When Erin and Alex Olson moved to the Northland from midtown Kansas City a few years ago, their friends had some strong reactions. Many of them had never spent time north of the Missouri River.
“It’s like the great unknown to a lot of people," Alex Olson says.
Despite the fact that more than 35 percent of Kansas City, Missouri's population lives north of the river, political watchers in Kansas City have long considered the Northland an elusive voting bloc, at times more conservative and skeptical of city government.
But in the last few years, it’s voted with the rest of the city on several big, progressive issues, and the demographics north of the river are beginning to change.
With a mayoral primary weeks away, Northland voters could be the ticket to the general election — if candidates can earn their votes.
The great unknown
For lifelong Northlanders, the feeling of being alienated from the rest of the city is a familiar one.
“The south thinks the north is sort of an annex up here,” said Dave Swiss, who was attending a Northland problem-solving meeting at Northland Neighborhoods Inc.
Only one mayoral candidate lives in the Northland.
Henry Clark, who was also at the meeting, said while he's seen some candidates for city council at their meetings, he hasn’t seen mayoral candidates from south of the river.
The meeting wasn't limited to Kansas City residents — people from Claycomo, Liberty and Gladstone were all there. And that's another thing that sets the Northland apart. It's made up of a lot of different municipalities with Kansas City snaking through them.
Martin Rucker lives in Riverside, but his side of the street is technically in Kansas City, Missouri. Rucker ran unsuccessfully for a Missouri state senate seat last year. He's also a co-founder of Northland Progress, a group dedicated to advancing progressive policies north of the river.
"I think that's kind of what really blends us all together, is Kansas City really is the engine that drives the whole ship," he says.
But some Northlanders are skeptical of city leaders south of the river.
Voters north of the river are used to seeing their tax money spent elsewhere
Rucker says the area is a big tax base for the city as a whole — but its residents don't always see returns on that investment.
“The Northland is really concerned about being taken care of,” Rucker says.
Dave Swiss says he voted for the $800 million in infrastructure bonds in 2017, but aside from some repairs in Pleasant Valley, he hasn't seen a lot of improvement on his roads. The new terminal at Kansas City International Airport is also a big issue for him.
Henry Clark wants a mayor who will appoint more city councilmembers from the Northland to lead boards and committees.

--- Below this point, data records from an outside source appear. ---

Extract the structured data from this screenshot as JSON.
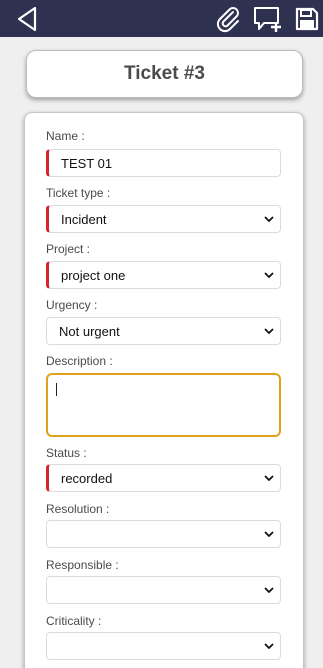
{
  "toolbar": {
    "back_icon": "back-arrow-icon",
    "attach_icon": "paperclip-icon",
    "comment_icon": "add-comment-icon",
    "save_icon": "save-icon",
    "bg_color": "#2f3150"
  },
  "header": {
    "title": "Ticket #3"
  },
  "form": {
    "name": {
      "label": "Name :",
      "value": "TEST 01"
    },
    "ticket_type": {
      "label": "Ticket type :",
      "value": "Incident"
    },
    "project": {
      "label": "Project :",
      "value": "project one"
    },
    "urgency": {
      "label": "Urgency :",
      "value": "Not urgent"
    },
    "description": {
      "label": "Description :",
      "value": ""
    },
    "status": {
      "label": "Status :",
      "value": "recorded"
    },
    "resolution": {
      "label": "Resolution :",
      "value": ""
    },
    "responsible": {
      "label": "Responsible :",
      "value": ""
    },
    "criticality": {
      "label": "Criticality :",
      "value": ""
    }
  },
  "colors": {
    "required": "#d9232b",
    "focus": "#e0a11b"
  }
}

Longtime Northland resident David Dunlop had neighborhood preservation top of mind.
“Low-income housing is a very important issue,” Dunlop said.
Which sounded a lot like what newcomer Alex Olson was thinking about.
“Income inequality and tied to that, rent prices, rent costs,” Olson said.
First district councilwoman Heather Hall, who is not running for mayor, says those are the same issues she hears everywhere.
"There definitely isn't a typical Northland voter. We have young families, we have established families, we have people who are retired,” Hall says.
The Northland is becoming more diverse
Demographically, the Northland looks a lot like the rest of the city, says Jeff Pinkerton, senior researcher at the Mid-America Regional Council.
Pinkerton says when you look at age and education, the Northland is nearly identical to the greater Kansas City area.
It's not as diverse as the rest of the city, but Pinkerton says that's changing.
“North of the river, between 2010 and 2017, the black population has grown over 60 percent,” Pinkerton says, adding that the base was small to begin with.
The Hispanic population has increased as well.
Northland resident Oscar Osuna says he hasn’t heard or seen much about the mayor’s race. Speaking in Spanish, Osuna did say he wants whoever is elected mayor to listen to Hispanic residents and not ignore them.
Which, in the end, is what most residents north of the river want. The question is whether the ten mayoral candidates who live south of the river can earn that trust.
Rucker doesn't think living north of the river is requisite for earning Northland votes. But he says candidates can maximize the limited airtime they have in forums and town halls.
“If you can work in something about the (Buck O'Neil) bridge or something about economic development, you can work in something about workforce housing near the airport where all these jobs are going to be created,” Rucker says.
For other voters, the time to reach out on these issues may have come and gone.
“At this late stage, we don’t have that much time before the election, I don’t think they can make much of an impact,” David Dunlop says.
Dunlop adds that signs and billboards won’t do the trick. Any mayoral hopeful looking to lock down Northland votes needs to cross the river and knock on some doors.
Lisa Rodriguez is a reporter and the afternoon newscaster for KCUR 89.3. Follow her on Twitter @larodrig.